== Instructions for the task ==
In the entries below, find every line with "name" and copy it.

== Given data ==

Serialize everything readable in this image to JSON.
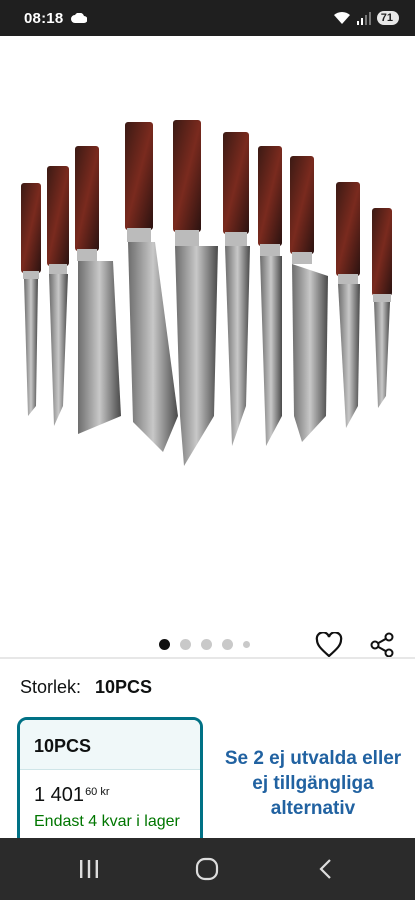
{
  "status_bar": {
    "time": "08:18",
    "battery": "71",
    "icons": [
      "cloud-icon",
      "wifi-icon",
      "signal-icon",
      "battery-icon"
    ]
  },
  "gallery": {
    "image_description": "knife-set-product-image",
    "dots_count": 5,
    "active_dot": 0,
    "icons": [
      "heart-icon",
      "share-icon"
    ]
  },
  "size": {
    "label": "Storlek:",
    "value": "10PCS"
  },
  "option_card": {
    "title": "10PCS",
    "price_main": "1 401",
    "price_fraction": "60",
    "currency": "kr",
    "stock": "Endast 4 kvar i lager"
  },
  "alternatives": {
    "text": "Se 2 ej utvalda eller ej tillgängliga alternativ"
  },
  "nav_bar": {
    "icons": [
      "recents-icon",
      "home-icon",
      "back-icon"
    ]
  },
  "colors": {
    "link": "#2162a1",
    "accent_border": "#007185",
    "stock_green": "#007600"
  }
}
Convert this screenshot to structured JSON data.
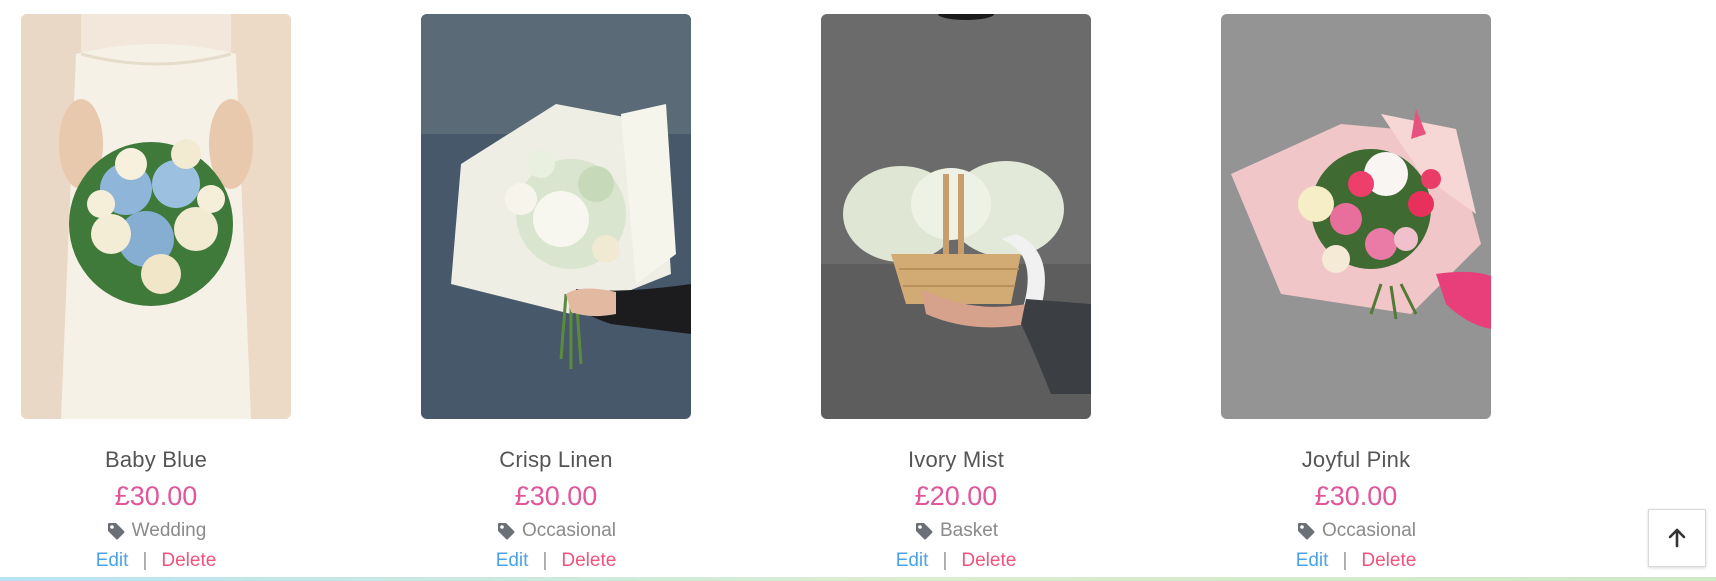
{
  "products": [
    {
      "name": "Baby Blue",
      "price": "£30.00",
      "category": "Wedding",
      "edit_label": "Edit",
      "separator": "|",
      "delete_label": "Delete",
      "image_icon": "bouquet-photo-baby-blue"
    },
    {
      "name": "Crisp Linen",
      "price": "£30.00",
      "category": "Occasional",
      "edit_label": "Edit",
      "separator": "|",
      "delete_label": "Delete",
      "image_icon": "bouquet-photo-crisp-linen"
    },
    {
      "name": "Ivory Mist",
      "price": "£20.00",
      "category": "Basket",
      "edit_label": "Edit",
      "separator": "|",
      "delete_label": "Delete",
      "image_icon": "bouquet-photo-ivory-mist"
    },
    {
      "name": "Joyful Pink",
      "price": "£30.00",
      "category": "Occasional",
      "edit_label": "Edit",
      "separator": "|",
      "delete_label": "Delete",
      "image_icon": "bouquet-photo-joyful-pink"
    }
  ],
  "scroll_to_top": {
    "icon": "arrow-up-icon"
  },
  "colors": {
    "price": "#e0569a",
    "edit": "#4aa3e8",
    "delete": "#f0547a",
    "name": "#555555",
    "category": "#8a8a8a"
  }
}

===

== Response to this exercise ==
      "name": "Baby Blue",
      "name": "Crisp Linen",
      "name": "Ivory Mist",
      "name": "Joyful Pink",
    "name": "#555555",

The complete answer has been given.